Until the last century, Finnish sages healed the sick through various sonic rituals containing sung or spoken spells, shouting, spitting, shooting and other types of making noise. According to tradition, these rituals were often performed by cliffs, gorges and caves, where echoes or reverberation from surrounding rocky surfaces could have an effect on the healing experiences and practices. This paper explores the interaction and dialogue between sound, wellbeing and natural environment at the historical site of Vaskikallio (‘Copper Rock’) situated in Lieksa, Eastern Finland. We examine the acoustic properties of Vaskikallio by in situ impulse response measurements.
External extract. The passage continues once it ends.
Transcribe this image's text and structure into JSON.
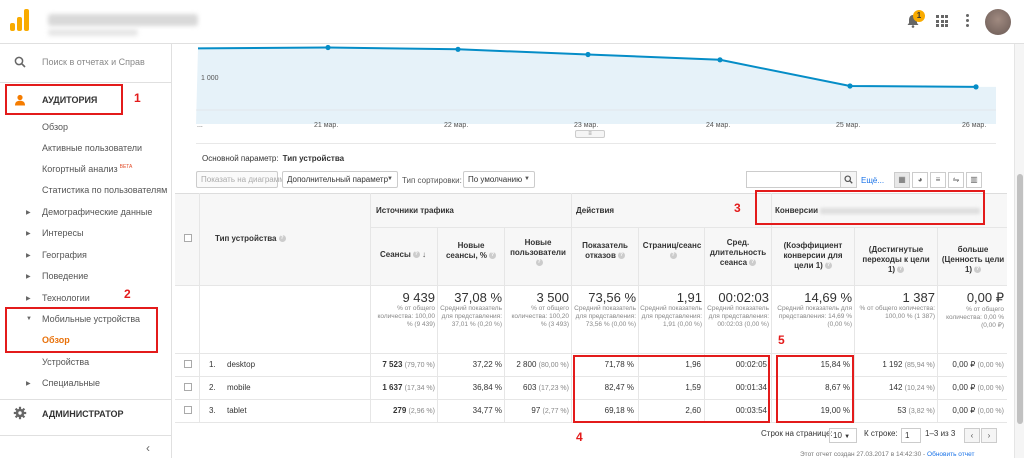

We trace the spells used by a local healer Antti Vinne (1826–1898) from folklore databases and perform and record them in their original acoustic context by the echoing cliff.
Furthermore, we interview present-day visitors of Vaskikallio in order to find out the meaning(fullnes) of this place today. How do those people who visit Vaskikallio experience it? What all makes it and places alike special and meaningful? What happens if these experiences are put in dialogue with artistic expression? What happens when the artists visit the place for the first time? What are their (first) impression of the acoustics when they sing, joik, drum or sing there? What is the role of the natural environments in their art? How do the visitors get inspired by the stories of the past and why do they attract? How has the stories been applied to certain rituals and art? How have the traditions been adopted to the experiences, music and performances? Is all this connected to go for wellbeing? If yes how?